We are health professionals involved in the Provincial antiretroviral programme. This is probably one of the largest challenges our health services have ever been confronted with. We hereby voice our outrage at the unhindered activities of the Dr Rath Health Foundation. In the name of this Foundation, our patients are being inundated with propaganda encouraging them to stop life-saving medicine. Many of us have had experiences with HIV-infected patients who have had their health compromised by stopping their antiretrovirals due to the activities of this Foundation. We are deeply concerned that materials distributed by the Dr Rath Health Foundation claim to have the support of our government.

For patients with advanced HIV disease, stopping antiretroviral medicine, even for a few weeks, can be the difference between life and death.

For patients who are relatively well on antiretroviral medication, interruptions in treatment are known to increase the likelihood of viral resistance and treatment failure, and could in turn lead to premature death.

For our community at large, infected and uninfected, any intervention which increases the chances of circulating strains of drug resistant virus are a public health risk, putting patients who are presently infected and those at high risk of infection in danger of becoming infected with an untreatable and fatal form of infection.

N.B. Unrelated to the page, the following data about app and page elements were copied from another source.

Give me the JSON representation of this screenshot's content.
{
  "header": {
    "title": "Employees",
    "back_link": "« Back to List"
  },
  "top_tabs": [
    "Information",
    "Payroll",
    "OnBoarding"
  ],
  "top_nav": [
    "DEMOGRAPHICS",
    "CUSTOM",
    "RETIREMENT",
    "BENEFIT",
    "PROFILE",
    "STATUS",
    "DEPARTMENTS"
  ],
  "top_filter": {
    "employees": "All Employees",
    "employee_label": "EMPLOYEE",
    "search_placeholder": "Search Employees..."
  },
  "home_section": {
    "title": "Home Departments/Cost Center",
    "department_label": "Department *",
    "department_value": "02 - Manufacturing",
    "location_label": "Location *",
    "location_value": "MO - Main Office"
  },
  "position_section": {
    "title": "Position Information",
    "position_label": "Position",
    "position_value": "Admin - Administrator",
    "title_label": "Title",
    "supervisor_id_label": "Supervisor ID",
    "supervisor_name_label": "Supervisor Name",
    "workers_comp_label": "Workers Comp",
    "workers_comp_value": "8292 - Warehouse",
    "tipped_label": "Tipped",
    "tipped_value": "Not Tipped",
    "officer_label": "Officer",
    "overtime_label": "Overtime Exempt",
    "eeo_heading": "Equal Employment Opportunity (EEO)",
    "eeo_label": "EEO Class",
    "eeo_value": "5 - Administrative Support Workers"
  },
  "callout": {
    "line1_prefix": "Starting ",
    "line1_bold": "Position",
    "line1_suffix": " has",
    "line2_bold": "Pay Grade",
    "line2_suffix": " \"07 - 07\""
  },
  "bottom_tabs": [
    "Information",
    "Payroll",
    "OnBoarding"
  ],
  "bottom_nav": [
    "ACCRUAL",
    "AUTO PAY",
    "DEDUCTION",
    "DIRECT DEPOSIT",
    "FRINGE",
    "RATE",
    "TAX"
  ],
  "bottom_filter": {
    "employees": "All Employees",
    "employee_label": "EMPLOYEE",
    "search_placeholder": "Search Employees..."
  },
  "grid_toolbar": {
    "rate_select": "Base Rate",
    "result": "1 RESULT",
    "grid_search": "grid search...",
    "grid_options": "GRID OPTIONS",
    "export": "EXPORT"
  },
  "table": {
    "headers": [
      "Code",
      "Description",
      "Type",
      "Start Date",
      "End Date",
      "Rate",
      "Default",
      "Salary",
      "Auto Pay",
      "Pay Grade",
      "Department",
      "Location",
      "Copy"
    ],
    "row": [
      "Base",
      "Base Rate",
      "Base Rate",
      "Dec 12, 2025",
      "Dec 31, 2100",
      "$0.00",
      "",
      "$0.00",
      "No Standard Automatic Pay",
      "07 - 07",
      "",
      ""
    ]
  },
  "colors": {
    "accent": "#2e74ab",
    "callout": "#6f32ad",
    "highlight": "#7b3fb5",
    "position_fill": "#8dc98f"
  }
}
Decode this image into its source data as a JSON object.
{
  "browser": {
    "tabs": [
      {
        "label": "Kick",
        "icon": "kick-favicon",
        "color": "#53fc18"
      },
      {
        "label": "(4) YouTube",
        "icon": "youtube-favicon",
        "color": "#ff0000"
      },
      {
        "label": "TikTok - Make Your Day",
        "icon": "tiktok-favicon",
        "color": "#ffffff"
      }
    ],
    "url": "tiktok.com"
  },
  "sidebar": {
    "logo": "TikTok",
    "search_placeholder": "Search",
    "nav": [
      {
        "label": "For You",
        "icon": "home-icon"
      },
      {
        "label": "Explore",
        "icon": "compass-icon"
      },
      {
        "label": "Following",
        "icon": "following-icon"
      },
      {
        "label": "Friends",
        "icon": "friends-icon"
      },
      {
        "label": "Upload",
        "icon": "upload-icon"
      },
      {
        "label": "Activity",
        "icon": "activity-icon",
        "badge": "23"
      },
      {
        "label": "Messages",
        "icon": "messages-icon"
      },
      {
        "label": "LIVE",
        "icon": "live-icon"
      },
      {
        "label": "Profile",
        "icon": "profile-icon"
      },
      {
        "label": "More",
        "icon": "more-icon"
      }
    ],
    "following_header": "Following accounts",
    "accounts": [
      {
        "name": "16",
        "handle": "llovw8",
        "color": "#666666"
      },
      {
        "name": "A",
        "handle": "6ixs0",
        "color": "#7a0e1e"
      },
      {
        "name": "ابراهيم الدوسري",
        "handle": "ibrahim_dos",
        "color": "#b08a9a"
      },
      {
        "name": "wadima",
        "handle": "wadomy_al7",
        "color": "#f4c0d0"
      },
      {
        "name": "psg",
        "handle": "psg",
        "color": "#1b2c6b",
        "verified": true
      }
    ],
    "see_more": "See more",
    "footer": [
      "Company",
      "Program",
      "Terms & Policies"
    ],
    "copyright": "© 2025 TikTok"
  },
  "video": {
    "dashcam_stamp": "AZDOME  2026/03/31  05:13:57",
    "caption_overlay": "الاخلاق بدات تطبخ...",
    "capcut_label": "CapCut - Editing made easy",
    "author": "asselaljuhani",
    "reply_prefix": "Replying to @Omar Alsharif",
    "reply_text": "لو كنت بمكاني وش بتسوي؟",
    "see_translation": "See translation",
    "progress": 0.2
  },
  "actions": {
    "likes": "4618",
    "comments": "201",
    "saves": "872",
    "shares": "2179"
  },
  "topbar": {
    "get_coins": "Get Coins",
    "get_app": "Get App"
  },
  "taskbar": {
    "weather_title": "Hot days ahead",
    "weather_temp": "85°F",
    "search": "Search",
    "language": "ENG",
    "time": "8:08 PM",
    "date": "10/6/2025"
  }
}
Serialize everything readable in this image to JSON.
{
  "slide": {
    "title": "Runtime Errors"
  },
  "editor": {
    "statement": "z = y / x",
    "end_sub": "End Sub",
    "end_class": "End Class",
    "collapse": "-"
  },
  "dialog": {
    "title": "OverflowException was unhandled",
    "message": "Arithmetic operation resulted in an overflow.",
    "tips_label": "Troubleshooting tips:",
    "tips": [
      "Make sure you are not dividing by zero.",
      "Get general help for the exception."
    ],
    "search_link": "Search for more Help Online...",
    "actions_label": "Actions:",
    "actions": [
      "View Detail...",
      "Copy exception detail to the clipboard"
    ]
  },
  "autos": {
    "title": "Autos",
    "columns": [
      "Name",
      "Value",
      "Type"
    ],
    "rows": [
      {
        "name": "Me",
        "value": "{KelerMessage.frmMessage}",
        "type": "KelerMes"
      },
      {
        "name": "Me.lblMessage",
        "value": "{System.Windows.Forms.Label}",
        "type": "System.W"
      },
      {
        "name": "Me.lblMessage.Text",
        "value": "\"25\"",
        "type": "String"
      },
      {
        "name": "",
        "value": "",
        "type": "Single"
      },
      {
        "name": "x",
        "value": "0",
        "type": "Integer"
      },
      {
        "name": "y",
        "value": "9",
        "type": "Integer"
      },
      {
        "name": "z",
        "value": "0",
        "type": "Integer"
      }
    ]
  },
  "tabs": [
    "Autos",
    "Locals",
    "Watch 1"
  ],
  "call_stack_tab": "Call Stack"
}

In addition, the Foundation is in breach of many of the ethical principles we, in our professions, adhere to in order to protect our patients. They have conducted unregistered clinical experiments on patients, and distribute unregistered medicines with potentially harmful effects.

Our patients are vulnerable because of the burdens of illness and associated stigma and we believe, as state-employed health professionals, that it is the duty of our government to protect these patients by ensuring that the medical care that they receive conforms with the requirements of the law and is based on widely accepted scientific data. It is our belief that this would ensure that their constitutional rights of access to health care are realised. We are bound by conscience to make this call on our government.

We are writing to you to request that action be taken at your instigation, whether by your office or the appropriate arm of government or some other appropriate body, immediately against the Dr Rath Health Foundation, for the following contraventions:

1) The conduct of human clinical trials without application to and authorisation from the Medicines Control Council as required by the General Regulations to the Medicines and Related Substances Act 101 of 1965 (regulation 34 of the General Regulations No. 510, dated 10 April 2003), and without ethical approval from an appropriate ethics committee for human subjects research.

2) The sale of unregistered medicines which are subject to registration, in contravention of section 14 of the Medicines and Related Substances Act. In terms of the Act “sell” includes the distribution of medicines without financial reward.

3) Publishing and distributing false advertisements concerning medicines, in contravention of section 20 of the aforementioned Act.

In spite of numerous protestations to government officials and bodies such as the Medicines Control
Council, we are dismayed at the failure to respond to these infringements. If there is no evidence of
action against the Dr Rath Health Foundation by 27 September 2005, we will publicly voice our objection at the failure of government to provide protection to our patients. We look forward to immediate action against the Dr Rath Foundation and to hearing from you in regard to this dangerous situation.

(signed by approximately 200 Western Cape health-Care workers)